The following year, after selling his ownership of the rights, that thrilling ride was over.
The strip, worn for the final time in November 1983 during an ill-fated European Championship qualification fixture in Luxembourg, received an ignominious send-off. Now led by Bobby Robson, England’s hopes of reaching the tournament had already been dashed by table-toppers Denmark and once more hooliganism came to the fore.
Media opinion was still firmly against Admiral’s efforts.
“FA get £1.5m to turn the clock back,” read a Mirror headline in January 1984 as it explained the deal to produce “the current flashy strip” would be brought to an end, with World Cup winner Alan Ball weighing in to explain there was “no comparison” with the plain white jerseys of yesteryear.
When Umbro’s replacement effort was unveiled the following month, The Sun excitedly told its readers the side were “reverting to a more traditional strip, throwing out the unpopular red, white and blue shirts”.
“I still felt it was very England,” an indignant Hockenhull says of the 1980-83 kit. “I never really understood why the newspapers were completely against it.
“They said it wasn’t accepted very well by the FA, but it’s not true. They embraced it. Ted Croker was happy with it, [then-manager] Ron Greenwood was happy with it and the players were happy with it.
“At the end of the day it was retailers who were going to promote it and sell it, and it was well received.”
Having been mocked, today the strip is widely viewed as one of the team’s best, alongside the plain red jersey worn at Wembley on 30 July 1966 and the diamond-patterned top of Italia 90.
Two years ago, current kit-maker Nike even introduced a warm-up shirt markedly influenced by Admiral’s design.
So what led to such a dramatic reversal of fortune?
Simon Shakeshaft, a curator of the National Football Shirt Collection who is penning an FA-backed book on England shirts, argues attitudes softened as kit changes became an accepted occurrence at club and international level.
He believes the “individuality” of the design, combined with England’s achievement of qualifying for a first World Cup in 12 years and nostalgia for Admiral’s “groundbreaking” efforts, elevates its status to that of a “classic”.
“It’s definitely a clean-looking strip. It dropped the wide collar [of the previous kit], was the first England shirt made from shiny material and had a very dynamic appearance. It was also bespoke. No other team wore that style.
“Anyone who grew up after the Admiral period may not understand what all the fuss is about, but the company’s designers weren’t tied to football history and tradition. They were instructed to create kits using certain colours but told it was more about the look.

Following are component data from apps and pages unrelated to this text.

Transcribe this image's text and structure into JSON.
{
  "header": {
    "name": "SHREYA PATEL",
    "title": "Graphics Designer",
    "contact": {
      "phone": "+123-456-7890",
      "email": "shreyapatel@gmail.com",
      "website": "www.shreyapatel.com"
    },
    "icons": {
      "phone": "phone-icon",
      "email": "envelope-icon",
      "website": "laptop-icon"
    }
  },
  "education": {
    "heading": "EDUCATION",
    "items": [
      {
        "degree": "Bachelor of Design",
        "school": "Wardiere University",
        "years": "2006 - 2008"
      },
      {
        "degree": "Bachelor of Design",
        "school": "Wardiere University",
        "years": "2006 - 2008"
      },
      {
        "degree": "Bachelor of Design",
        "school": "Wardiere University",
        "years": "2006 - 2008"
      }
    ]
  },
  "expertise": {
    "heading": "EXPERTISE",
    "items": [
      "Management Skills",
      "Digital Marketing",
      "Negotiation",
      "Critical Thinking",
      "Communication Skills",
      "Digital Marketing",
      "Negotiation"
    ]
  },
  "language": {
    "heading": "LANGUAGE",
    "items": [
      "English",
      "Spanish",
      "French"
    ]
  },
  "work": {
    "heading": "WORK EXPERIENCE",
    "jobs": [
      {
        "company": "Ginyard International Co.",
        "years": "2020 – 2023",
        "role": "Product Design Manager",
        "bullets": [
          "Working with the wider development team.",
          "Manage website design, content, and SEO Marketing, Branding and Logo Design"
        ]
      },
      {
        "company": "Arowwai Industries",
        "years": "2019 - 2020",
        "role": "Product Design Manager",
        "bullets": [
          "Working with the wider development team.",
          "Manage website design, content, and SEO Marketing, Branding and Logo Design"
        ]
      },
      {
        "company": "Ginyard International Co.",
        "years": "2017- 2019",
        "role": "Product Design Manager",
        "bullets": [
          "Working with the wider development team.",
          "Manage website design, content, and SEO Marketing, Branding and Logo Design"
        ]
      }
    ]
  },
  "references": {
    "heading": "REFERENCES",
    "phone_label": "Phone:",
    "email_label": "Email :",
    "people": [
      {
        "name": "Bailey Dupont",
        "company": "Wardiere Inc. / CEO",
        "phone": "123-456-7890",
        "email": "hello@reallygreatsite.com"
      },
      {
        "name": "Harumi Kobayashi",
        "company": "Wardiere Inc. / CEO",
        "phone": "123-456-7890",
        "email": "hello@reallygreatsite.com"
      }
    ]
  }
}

“At one end you had the older traditionalists who despised it and said it was disrespectful, yet the children having it bought for them absolutely loved it. When you look back through Shoot and Match magazines the letters pages are filled with kids raving about it.”

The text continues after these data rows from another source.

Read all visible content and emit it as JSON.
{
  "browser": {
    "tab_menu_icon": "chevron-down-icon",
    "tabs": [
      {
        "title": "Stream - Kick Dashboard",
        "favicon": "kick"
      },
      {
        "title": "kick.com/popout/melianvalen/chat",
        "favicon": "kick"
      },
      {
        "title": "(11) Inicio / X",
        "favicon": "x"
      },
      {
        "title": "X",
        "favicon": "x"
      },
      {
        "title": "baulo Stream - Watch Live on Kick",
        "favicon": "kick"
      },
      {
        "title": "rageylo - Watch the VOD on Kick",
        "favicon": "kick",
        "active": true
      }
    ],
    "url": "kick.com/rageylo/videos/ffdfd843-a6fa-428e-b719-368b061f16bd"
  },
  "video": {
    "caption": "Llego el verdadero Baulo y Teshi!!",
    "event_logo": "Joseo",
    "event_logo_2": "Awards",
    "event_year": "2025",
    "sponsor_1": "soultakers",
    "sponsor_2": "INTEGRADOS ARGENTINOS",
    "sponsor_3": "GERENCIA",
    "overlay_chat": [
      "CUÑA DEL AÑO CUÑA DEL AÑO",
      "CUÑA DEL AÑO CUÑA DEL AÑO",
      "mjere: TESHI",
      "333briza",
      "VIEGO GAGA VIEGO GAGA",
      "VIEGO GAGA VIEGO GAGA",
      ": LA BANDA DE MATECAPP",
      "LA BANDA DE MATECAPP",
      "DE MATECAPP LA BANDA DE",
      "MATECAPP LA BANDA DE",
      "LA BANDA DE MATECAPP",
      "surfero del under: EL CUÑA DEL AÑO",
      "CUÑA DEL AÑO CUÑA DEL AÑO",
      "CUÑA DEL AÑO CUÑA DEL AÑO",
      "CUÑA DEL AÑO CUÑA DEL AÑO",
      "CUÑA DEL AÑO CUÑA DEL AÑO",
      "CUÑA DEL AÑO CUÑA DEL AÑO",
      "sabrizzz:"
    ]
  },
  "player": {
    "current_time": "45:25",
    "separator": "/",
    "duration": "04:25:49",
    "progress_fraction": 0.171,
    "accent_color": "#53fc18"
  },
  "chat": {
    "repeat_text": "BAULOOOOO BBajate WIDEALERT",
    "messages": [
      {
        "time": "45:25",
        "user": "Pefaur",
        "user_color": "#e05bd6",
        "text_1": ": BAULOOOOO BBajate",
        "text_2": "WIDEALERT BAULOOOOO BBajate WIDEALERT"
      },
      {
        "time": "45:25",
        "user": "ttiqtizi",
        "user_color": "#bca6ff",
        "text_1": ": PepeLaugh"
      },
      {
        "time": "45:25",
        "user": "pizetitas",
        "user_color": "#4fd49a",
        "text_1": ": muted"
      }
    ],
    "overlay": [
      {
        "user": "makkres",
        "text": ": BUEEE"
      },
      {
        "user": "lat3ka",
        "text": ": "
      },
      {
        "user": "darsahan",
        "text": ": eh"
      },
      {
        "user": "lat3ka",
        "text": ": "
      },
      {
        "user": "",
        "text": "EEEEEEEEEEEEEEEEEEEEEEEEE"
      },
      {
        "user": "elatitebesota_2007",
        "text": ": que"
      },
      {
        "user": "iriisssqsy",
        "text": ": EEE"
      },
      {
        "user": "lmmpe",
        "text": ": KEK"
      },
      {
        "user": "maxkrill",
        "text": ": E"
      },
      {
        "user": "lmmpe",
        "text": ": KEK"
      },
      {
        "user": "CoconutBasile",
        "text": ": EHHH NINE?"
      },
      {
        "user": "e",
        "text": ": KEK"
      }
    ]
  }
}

For a young Gareth Southgate, it would be his first England kit and helped create an abiding bond with the national side he now manages.
“I can vividly remember wearing it for football at school, football training on Sundays, in the garden and down the park,” he says fondly.

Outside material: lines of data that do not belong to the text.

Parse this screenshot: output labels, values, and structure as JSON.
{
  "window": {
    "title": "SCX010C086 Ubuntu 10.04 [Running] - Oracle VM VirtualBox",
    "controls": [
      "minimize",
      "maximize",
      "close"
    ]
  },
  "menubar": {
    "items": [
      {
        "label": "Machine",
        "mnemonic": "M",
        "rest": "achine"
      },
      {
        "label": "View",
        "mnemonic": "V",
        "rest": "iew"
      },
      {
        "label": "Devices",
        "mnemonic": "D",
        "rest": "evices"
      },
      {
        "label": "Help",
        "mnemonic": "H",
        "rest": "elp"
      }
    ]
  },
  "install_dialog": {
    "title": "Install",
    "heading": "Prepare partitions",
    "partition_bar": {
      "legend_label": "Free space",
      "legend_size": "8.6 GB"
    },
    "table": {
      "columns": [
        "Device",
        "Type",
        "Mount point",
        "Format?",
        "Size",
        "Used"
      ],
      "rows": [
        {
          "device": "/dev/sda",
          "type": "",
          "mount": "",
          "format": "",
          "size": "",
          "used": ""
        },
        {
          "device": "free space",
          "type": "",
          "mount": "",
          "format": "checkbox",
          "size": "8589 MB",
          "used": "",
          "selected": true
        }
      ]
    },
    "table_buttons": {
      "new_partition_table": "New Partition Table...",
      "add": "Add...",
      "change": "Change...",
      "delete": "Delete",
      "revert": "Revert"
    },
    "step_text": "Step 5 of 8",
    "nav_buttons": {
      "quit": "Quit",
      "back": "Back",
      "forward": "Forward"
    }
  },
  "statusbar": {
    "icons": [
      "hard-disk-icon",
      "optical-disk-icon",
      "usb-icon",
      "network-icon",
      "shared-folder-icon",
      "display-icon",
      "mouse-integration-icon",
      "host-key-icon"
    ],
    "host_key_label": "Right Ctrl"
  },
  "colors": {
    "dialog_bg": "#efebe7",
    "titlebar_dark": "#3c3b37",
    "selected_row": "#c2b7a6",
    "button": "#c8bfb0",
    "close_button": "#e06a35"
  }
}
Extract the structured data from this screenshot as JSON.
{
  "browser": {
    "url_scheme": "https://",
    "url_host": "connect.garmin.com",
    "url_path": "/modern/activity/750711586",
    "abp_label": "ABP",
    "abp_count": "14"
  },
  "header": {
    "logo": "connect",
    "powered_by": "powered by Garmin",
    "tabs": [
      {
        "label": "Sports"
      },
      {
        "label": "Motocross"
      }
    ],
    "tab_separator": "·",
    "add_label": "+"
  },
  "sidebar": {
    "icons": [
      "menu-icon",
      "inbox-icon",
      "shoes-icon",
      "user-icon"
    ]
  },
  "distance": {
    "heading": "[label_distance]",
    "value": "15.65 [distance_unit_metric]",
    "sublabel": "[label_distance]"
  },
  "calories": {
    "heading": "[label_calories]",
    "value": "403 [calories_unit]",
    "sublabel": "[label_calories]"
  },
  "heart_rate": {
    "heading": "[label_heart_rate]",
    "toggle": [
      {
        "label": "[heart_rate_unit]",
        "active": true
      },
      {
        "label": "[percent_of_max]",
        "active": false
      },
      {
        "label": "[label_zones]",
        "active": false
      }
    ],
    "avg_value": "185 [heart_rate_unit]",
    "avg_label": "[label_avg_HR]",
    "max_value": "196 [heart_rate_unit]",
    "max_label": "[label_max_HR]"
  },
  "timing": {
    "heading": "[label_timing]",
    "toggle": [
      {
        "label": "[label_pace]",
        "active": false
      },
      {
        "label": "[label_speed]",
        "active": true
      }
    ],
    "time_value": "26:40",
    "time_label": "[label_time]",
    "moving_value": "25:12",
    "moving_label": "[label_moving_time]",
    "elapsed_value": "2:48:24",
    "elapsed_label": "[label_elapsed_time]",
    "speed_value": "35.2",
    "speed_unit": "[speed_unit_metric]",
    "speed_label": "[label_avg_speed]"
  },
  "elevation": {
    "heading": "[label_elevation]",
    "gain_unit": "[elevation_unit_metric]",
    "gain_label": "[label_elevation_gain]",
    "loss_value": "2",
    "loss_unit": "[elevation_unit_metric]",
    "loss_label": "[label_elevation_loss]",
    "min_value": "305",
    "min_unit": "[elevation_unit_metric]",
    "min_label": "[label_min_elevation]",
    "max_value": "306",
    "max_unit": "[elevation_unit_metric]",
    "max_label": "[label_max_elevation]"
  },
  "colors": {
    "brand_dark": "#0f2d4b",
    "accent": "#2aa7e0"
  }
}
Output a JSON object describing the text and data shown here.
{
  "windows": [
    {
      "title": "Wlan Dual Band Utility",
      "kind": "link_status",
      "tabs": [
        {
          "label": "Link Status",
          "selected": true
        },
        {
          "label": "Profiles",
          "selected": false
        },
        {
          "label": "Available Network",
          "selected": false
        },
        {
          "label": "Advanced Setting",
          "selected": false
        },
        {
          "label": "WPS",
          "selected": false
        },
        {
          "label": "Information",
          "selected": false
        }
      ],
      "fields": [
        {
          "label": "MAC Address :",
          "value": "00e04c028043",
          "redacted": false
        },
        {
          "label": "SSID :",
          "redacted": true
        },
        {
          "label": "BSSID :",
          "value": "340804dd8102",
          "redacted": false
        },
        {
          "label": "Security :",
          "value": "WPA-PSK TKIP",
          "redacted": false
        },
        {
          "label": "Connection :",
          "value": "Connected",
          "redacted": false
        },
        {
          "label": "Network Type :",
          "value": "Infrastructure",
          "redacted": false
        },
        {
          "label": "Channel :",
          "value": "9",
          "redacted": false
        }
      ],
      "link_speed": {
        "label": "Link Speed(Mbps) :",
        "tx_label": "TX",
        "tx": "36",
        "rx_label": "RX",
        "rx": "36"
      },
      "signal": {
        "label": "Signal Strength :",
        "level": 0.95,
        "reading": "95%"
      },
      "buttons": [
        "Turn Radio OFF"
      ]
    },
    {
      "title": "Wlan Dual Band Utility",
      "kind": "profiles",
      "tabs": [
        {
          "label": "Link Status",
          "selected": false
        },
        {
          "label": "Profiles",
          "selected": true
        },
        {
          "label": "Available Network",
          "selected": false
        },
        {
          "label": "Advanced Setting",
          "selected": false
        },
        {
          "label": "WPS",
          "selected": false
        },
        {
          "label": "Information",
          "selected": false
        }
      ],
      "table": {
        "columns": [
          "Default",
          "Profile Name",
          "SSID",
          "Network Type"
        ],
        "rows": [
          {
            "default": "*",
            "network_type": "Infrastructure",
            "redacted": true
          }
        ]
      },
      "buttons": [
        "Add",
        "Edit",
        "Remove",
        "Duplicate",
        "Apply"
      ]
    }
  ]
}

“I chose it as a birthday present rather than toy cars or whatever else.”
Such is the love for the strip now, and with an ever-growing collectors’ market, vintage replicas are priced at £250 while players’ match-worn World Cup tops can fetch £1,500. A jersey worn by captain Bryan Robson and autographed by his team-mates sold at auction for nearly £10,000 in March.
“When it comes to sought-after shirts, it’s right up there with some of the best ever – the German shirt from 1990 and the Dutch one from 1988,” Shakeshaft says.
“They don’t come up very often, they really don’t. But when they do they’re in demand.
“The design was very much of its time and it’s probably the England shirt with the least amount of white, yet it would top a lot of polls as their greatest of all time.”
Article source: https://www.bbc.co.uk/news/uk-england-50055675